Thursday, 28th December, 2017
By Myles Burt
A bid by the NSW and ACT Prospectors and Fossicker Association to have the Unincorported Area declared a fossicking district has been rejected by the Western Lands Division and West Darling pastoralists.
The proposal was asking the Western Land Division to declare the Unincorporated Area as a fossicking district.
Yet, the Western Lands Division felt this was an unwise decision after speaking with Far West landowners.
NAPFA President Steven Dengaard, is working on a state level to help increase the number of declared fossicking districts across NSW.
Fossickers have to ask the lease landowners and also exploration lease owners for permission to fossick.
However, Mr Dengaard seeks to declare the Unincorporated Area a fossicking district so that fossickers only have to ask lease landowners, and remove permission request for exploration lease owners.
With the decision from the Western Land Division and Pastoralists, Mr Dengaard felt the rejection was a missed opportunity.
“When we looked at the Western lands Division, because of the extent of it and the potential for fossicking geo-tourism in the area, we said this would potentially make it more attractive for people to visit the Western Lands Division.”
Mr Dengaard said that fossicking brings tens of millions of dollars into the NSW economy, and would greatly benefit the geo-tourism scene that is prominent in Tibooburra.
Mr Dengaard said that asking for permission is hard due to exploration lease owners being hard to contact, and then being responsive to requests, on top of further finding and asking for lease landowner permission.
“Just simply cuts out a bit of red tape for fossickers when they want to go out in any area of NSW.”
West Darling Pastoralists President Lachlan Gall was sceptical over the proposal, believing fossickers were trying to remove permission requests from both exploration land owners and pastoralists.
This was due to a paragraph referencing grazing lease permission being under question on the NAPFA website stating.

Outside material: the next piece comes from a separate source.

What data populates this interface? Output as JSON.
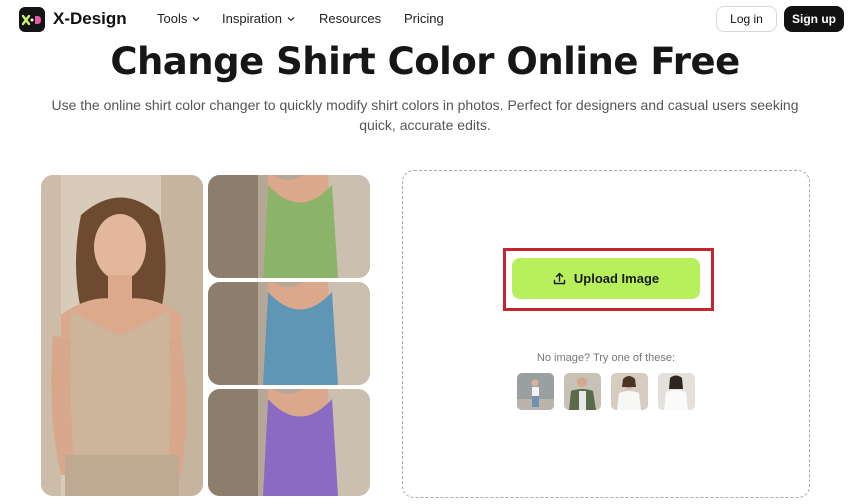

“Where land is freehold permission of the landowner would still be important. But where it is leasehold, such as a grazing lease, it is not fair or right that access can be denied - as it often is - without justification or appeal.”

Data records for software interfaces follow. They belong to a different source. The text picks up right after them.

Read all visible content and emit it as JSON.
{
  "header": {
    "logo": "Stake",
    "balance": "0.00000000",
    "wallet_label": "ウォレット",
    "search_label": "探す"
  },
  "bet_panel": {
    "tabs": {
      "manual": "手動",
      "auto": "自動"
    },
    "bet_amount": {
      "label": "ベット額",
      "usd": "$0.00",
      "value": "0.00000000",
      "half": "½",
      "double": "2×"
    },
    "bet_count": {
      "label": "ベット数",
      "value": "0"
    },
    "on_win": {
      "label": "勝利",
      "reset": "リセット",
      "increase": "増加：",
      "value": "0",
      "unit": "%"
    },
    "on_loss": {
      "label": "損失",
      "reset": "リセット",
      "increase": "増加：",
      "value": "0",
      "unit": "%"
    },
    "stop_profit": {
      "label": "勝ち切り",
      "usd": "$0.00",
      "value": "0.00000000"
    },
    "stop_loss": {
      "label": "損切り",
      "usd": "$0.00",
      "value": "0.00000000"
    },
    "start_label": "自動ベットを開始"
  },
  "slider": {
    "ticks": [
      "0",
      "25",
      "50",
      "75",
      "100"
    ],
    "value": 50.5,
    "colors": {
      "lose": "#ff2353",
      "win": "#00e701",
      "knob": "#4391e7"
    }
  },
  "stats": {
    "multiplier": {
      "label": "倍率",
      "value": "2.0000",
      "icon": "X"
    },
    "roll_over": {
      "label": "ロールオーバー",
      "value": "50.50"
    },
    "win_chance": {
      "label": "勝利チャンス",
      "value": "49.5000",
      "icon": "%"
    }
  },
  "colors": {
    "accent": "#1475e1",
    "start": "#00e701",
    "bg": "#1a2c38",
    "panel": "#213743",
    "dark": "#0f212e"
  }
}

Mr Gall said a fossicking district could lead to further proposals that could affect pastoralists in the Far West.
“It’s very concerning that the prospectors and fossickers association have got an agenda by which they which to remove both aspects of the existing process.”

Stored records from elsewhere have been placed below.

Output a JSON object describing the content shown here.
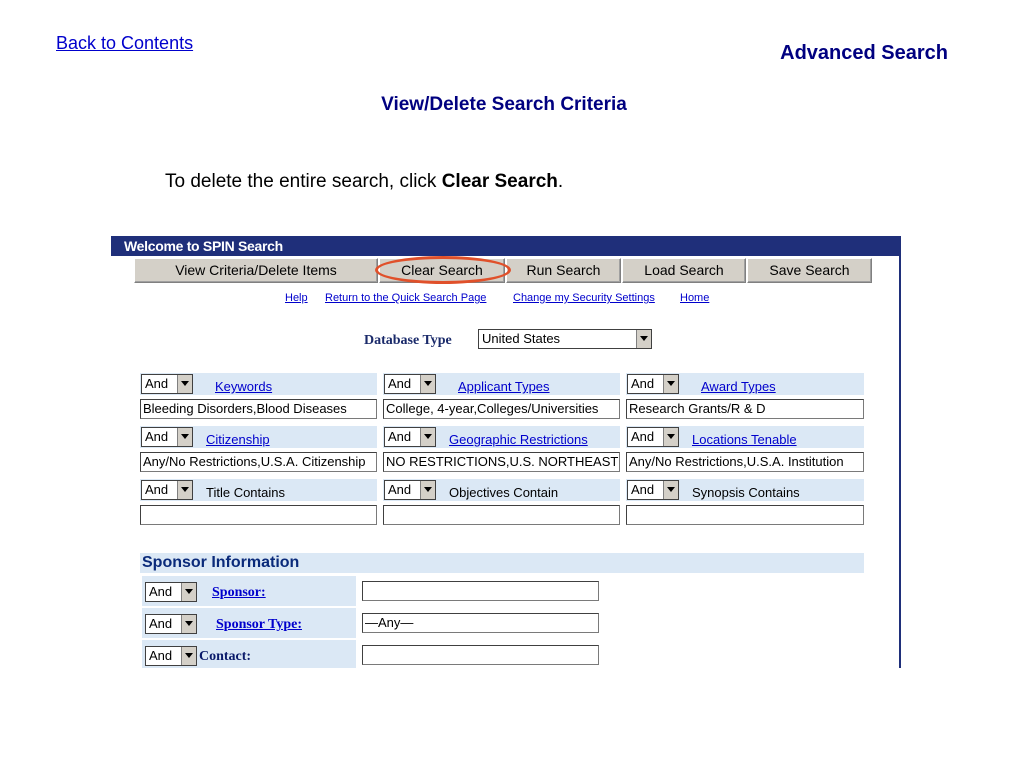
{
  "nav": {
    "back_label": "Back to Contents"
  },
  "slide": {
    "title": "Advanced Search",
    "section_title": "View/Delete Search Criteria",
    "instruction_prefix": "To delete the entire search, click ",
    "instruction_bold": "Clear Search",
    "instruction_suffix": "."
  },
  "app": {
    "welcome": "Welcome to SPIN Search",
    "tabs": [
      "View Criteria/Delete Items",
      "Clear Search",
      "Run Search",
      "Load Search",
      "Save Search"
    ],
    "links": [
      "Help",
      "Return to the Quick Search Page",
      "Change my Security Settings",
      "Home"
    ],
    "db_label": "Database Type",
    "db_value": "United States",
    "criteria": [
      {
        "op": "And",
        "label": "Keywords",
        "link": true,
        "value": "Bleeding Disorders,Blood Diseases"
      },
      {
        "op": "And",
        "label": "Applicant Types",
        "link": true,
        "value": "College, 4-year,Colleges/Universities"
      },
      {
        "op": "And",
        "label": "Award Types",
        "link": true,
        "value": "Research Grants/R & D"
      },
      {
        "op": "And",
        "label": "Citizenship",
        "link": true,
        "value": "Any/No Restrictions,U.S.A. Citizenship"
      },
      {
        "op": "And",
        "label": "Geographic Restrictions",
        "link": true,
        "value": "NO RESTRICTIONS,U.S. NORTHEAST"
      },
      {
        "op": "And",
        "label": "Locations Tenable",
        "link": true,
        "value": "Any/No Restrictions,U.S.A. Institution"
      },
      {
        "op": "And",
        "label": "Title Contains",
        "link": false,
        "value": ""
      },
      {
        "op": "And",
        "label": "Objectives Contain",
        "link": false,
        "value": ""
      },
      {
        "op": "And",
        "label": "Synopsis Contains",
        "link": false,
        "value": ""
      }
    ],
    "sponsor_header": "Sponsor Information",
    "sponsor_rows": [
      {
        "op": "And",
        "label": "Sponsor:",
        "link": true,
        "value": ""
      },
      {
        "op": "And",
        "label": "Sponsor Type:",
        "link": true,
        "value": "—Any—"
      },
      {
        "op": "And",
        "label": "Contact:",
        "link": false,
        "value": ""
      }
    ]
  },
  "colors": {
    "title_navy": "#000080",
    "link_blue": "#0000cc",
    "header_bar": "#1f2f7a",
    "band": "#dbe8f5",
    "highlight": "#e0502a"
  }
}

With the knowledge that the NAPFA want to bypass exploration permission, Mr Gall said that exploration leases hold a second layer of protection against trespassers.
A spokesperson for the Western Lands Division said the reasoning is due to trespassing, public liability over large land ownership and abiding to the Biosecurity Act 2015.
“Leaseholders were concerned that declaring the area a fossicking district would impact their ability to comply with requirements under the Biosecurity Act 2015 and under some certification and accreditation schemes.”
Mr Gall said that having fossickers entering properties during lambing season could negatively impact those properties due to the lamb and ewe having a fragile bond during its first couple of weeks, that if disturbed can lead to abandonment of the lamb.
“Pastoralists aren’t going to block legitimate prospectors and fossickers without good reason.”
However, even with the rejection of the proposed declaration by the NAPFA, fossickers are still able to fossick in the Unincorporated Area, according to the Western Land Division.
“Regardless of the outcome of the NAPFA’s proposal, fossickers and prospectors are still able approach individual leaseholders to negotiate access to properties.”
Mr Gall has no opposition to fossickers coming into the area, only under the right requirements.
“The provision is already there, just as long as they ask.”